In full disclosure, I had to remove my glasses and deal with the tears that would not stop flowing—that followed by a time of confession. Whining is all about me. Suffering is all about Jesus—His for me (and you). Because it is so contrary to our natures, the thought of suffering with or for Him is perhaps the hardest means of identification with Jesus we are given. James said, “Count it all joy...” What was he thinking? Obviously something very different than I was.
I hope this helps someone. But even if it does not, being faithful to write this brought one desperate man through the fire of conviction, confession, and confirmation that the love of Jesus brings forgives and restores the joy of His salvation bought for me (and you) on the Cross.
This is Maundy Thursday. Maundy means mandate or command. It was birthed from the passage in John 13 after Jesus washed His disciples’ feet. In verse 34, John wrote Jesus’ words to His closest followers:
“A new commandment I give to you, that you love one another: just as I have loved you, you also are to love one another.”
Today (and every day), whether we wash someone else’s feet or not, let’s go figure out ways to love on them.
Your desperate brother in Christ,

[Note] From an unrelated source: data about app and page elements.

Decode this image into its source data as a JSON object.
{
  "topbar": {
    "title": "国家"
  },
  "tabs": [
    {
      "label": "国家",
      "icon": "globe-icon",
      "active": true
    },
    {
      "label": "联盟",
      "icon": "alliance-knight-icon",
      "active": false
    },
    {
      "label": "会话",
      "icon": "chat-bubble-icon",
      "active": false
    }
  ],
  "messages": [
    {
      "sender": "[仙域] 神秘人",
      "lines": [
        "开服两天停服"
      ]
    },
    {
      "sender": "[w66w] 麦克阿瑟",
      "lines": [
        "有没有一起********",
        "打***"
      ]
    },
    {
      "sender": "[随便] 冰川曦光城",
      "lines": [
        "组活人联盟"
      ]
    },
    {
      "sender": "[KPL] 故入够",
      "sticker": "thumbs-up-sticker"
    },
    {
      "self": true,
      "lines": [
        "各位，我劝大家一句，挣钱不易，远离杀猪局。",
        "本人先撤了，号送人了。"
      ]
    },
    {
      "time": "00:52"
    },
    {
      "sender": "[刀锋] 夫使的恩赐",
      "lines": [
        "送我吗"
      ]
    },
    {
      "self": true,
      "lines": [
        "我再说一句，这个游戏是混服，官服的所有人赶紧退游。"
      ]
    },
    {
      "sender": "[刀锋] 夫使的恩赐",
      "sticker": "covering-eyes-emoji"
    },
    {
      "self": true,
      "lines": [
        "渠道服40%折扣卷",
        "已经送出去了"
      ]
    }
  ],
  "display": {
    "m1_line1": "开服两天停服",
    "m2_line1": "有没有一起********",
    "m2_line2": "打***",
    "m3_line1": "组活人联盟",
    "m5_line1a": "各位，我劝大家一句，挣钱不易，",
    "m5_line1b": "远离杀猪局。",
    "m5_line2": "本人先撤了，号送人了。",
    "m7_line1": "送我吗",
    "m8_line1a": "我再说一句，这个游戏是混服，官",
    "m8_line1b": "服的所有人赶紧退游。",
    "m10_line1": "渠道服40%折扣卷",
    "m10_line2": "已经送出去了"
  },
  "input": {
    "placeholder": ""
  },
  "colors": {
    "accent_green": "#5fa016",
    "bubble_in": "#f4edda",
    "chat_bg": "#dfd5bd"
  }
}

So many great and wonderful things have been written, posted, and said concerning Billy Graham, such an amazing, faithful man of God who finally arrived safely Home today.
I can only add to such beautiful testimonials what the Holy Spirit impressed upon me this morning as I sat praying and praising the Lord for his life during my QT. I found myself in Isaiah 50—a passage that is both poetic and prophetic. The Servant (Jesus) spoke clearly—calling out the unfaithful nation of Israel, reminding them (us) of His power and willingness to help. He was faithful and obedient to the Father’s work. Verses 4-5 stood out to me.
“The Lord GOD has given Me the tongue of disciples, that I may know how to sustain the weary one with a word. He awakens Me morning by morning, He awakens My ear to listen as a disciple. The Lord GOD has opened My ear; and I was not disobedient nor did I turn back. ” (Isaiah 50: 4-5 NASB)
I could not help but think of Billy Graham and his amazing ministry of more than seventy years. I feel certain God would have no problem with me saying the words of verse 5 about this dear preacher and evangelist. For clearly the LORD God opened his ears, and Billy Graham was not disobedient – neither did he turn back away from this powerful and profound call on his life.
Praise God, not only for not turning away from our sinful nation, but loving us enough to send Jesus as our Savior to redeem us from death into life eternal. Those of us who are in Christ long to join you, our dear brother. And until He also calls us Home, may He find us faithful as you were.
For Christ’s sake
Homeless Men – Not all of them live on the street!
“Not all homeless men are without places to live” were the words the Holy Spirit brought to mind this morning as I sat praying and journaling. The fact of the matter is many “homeless” men live in mansions and palaces, mountain retreats and homes on the beach, rescue missions and prison cells. For the Word of God teaches us that
any man who lives without a relationship with Jesus Christ is “homeless” indeed.
But for those of us born-again in Christ, He gives us both provision of our home now and the promise of our Home to come.
Jesus answered, “If anyone loves Me, he will keep My word. My Father will love him, and We will come to him and make Our home with him. (John 14: 23 HCSB)
“In My Father’s house are many dwelling places; if it were not so, I would have told you; for I go to prepare a place for you. (John 14: 2 NASB)
Jesus lives in us now. AND we will live with Him forever. As Christians, the first should fill us with unspeakable joy—the second with unshakable expectation!
Missionary, Messenger, and Minister to Men
God has answers for desperate men from all walks of life…